Author: Zaid Julani
Last night, millions of Americans watched two rounds of Republican Party presidential debates – first a debate among candidates who have failed to achieve more than one percent in national polls, and second a debate among relative frontrunners.
Both debates offered a window into an entirely different world, completely unrelated to the world we actually live in. Candidates made statement after statement that represented distortion, mistruths, and outright lies. Here are 11 whoppers:
1. Insisting That Hispanics Used to Love Republicans: Lindsey Graham scolded the other three candidates in his debate, telling them that Hispanics voted for “us” under previous Republican president George W. Bush. Although it’s true that frontrunner Donald Trump has depleted much of what was left of Hispanic support for the GOP, even under Bush, that wasn’t a vote they won. At the high point in 2004, Bush won 44 percent of that vote, and Romney won only 27 percent.
2. Ridiculously Saying That Iran Threatens The Whole Western World: Former Arkansas Governor Mike Huckabee wanted the audience to know that Iran threatens the “essence of Western civilization.” Except Iran’s defense budget is around $10 billion, a fractionof our own $600 plus billion defense budget. How a country with no weapons of mass destruction and a tiny defense budget can be threatening the United States, let alone our NATO allies, was not explained by Huckabee. Probably because it makes no sense.
3. Implying the U.S. Government Funds Abortion: Over and over, the assertion was made that the United States federal government finances abortions, such as by giving subsidies to Planned Parenthood. While you can make a convoluted argument that money is indirectly spread around, the fact is the the federal government has followed a blanket ban on such funding except in cases of rape, incest, or when it threatens the health of the mother.
4. Claiming Obama Is Trying to Circumvent the Process to Let In Syrian Refugees: Bobby Jindal said that Obama was trying to “short-circuit the vetting process” to let in Syrian refugees, a dangerous dog whistle to imply that the president was going to let in terrorists. As CNN’s own fact-check pointed out, the 10,000 refugees – truly a paltry amount – are slated to come in through the exact same process as any other refugees.
5. Saying We Are Almost the Only Ones With Birthright Citizenship:Trump said almost no one else – including Mexico – has birthright citizenship, and moderator Jake Tapper agreed with him.

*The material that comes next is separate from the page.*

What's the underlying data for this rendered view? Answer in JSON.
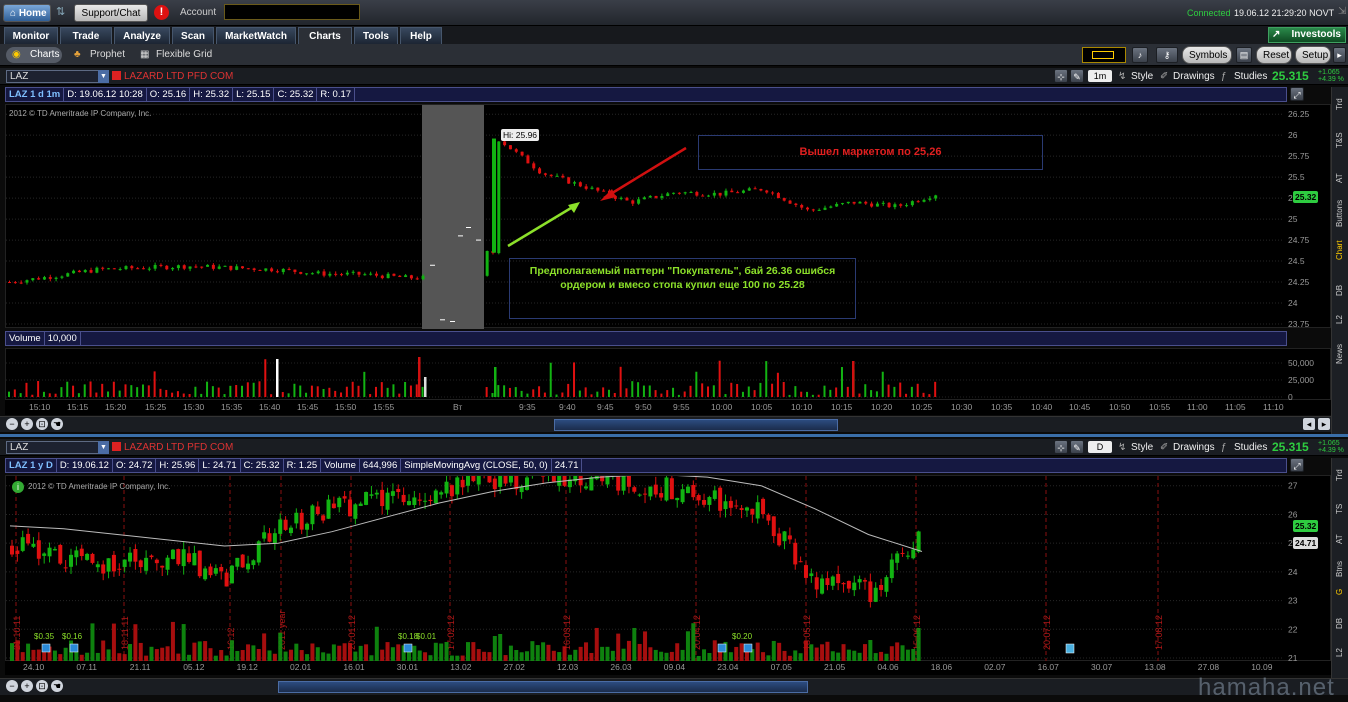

That’s true, if you think the entire rest of the world consists of Europe. Almost everywhere in the Americas has birthright citizenship and that includes Mexico.
6. Rubio Telling a Fantastic But False Story About His Grandfather:Senator Rubio gave an emotional address about his grandfather supposedly fleeing Castro to come to the United States. There’s just a problem: the story doesn’t stand up to scrutiny. As has been reported in the past, his family came to the United States long before Castro even came to power.
7. Stating That North Korea Can Hit Us With a Nuclear Weapon: Rubio also claimed that North Korea could hit us with a nuclear weapon. Unless they plan to send a team on a boat carrying one, it’s not going to happen – there is very little evidence that they have a functional intercontinental ballistic missile capable of reaching the United States.
8. Saying, With A Straight Face, That Bush Kept Us Safe: “My brother kept us safe,” said Jeb Bush. This is a pretty ironic thing to say five days after the anniversary of the September 11th attacks, which his brother obviously did not keep us safe from.
9. Going Back to the Tired “Sanctuary” Arguments About Terrorists:Rubio made the argument that we needed to stay in Iraq, invade Afghanistan, and have our military all over the world to prevent terrorists from having “sanctuary” – but as the Boston Bombing, Charleston, and many other attacks prove, terrorists don’t need to have a physical space to plot attacks, and a giant military presence in a foreign country doesn’t necessarily prevent them so much as give them recruits.
10. Telling People Marijuana Is More Harmful Than Beer: Carly Fiorina, disupting Rand Paul’s more libertarian view on drugs, said that smoking marijuana isn’t like having a beer. Actually marijuana is much safer than alcohol – is linked to “one in 10 deaths among working-age adults can be attributed to excessive alcohol use.”
11. Lying About Vaccines: Trump boosted theories that vaccinations are linked to autism; despite Ben Carson’s intervention that this wasn’t true, Rand Paul still went on to tout the “voluntary” nature of smallpox vaccinations – actually they were not voluntary, they were mandated and financed by a global government effort through the World Health Organization.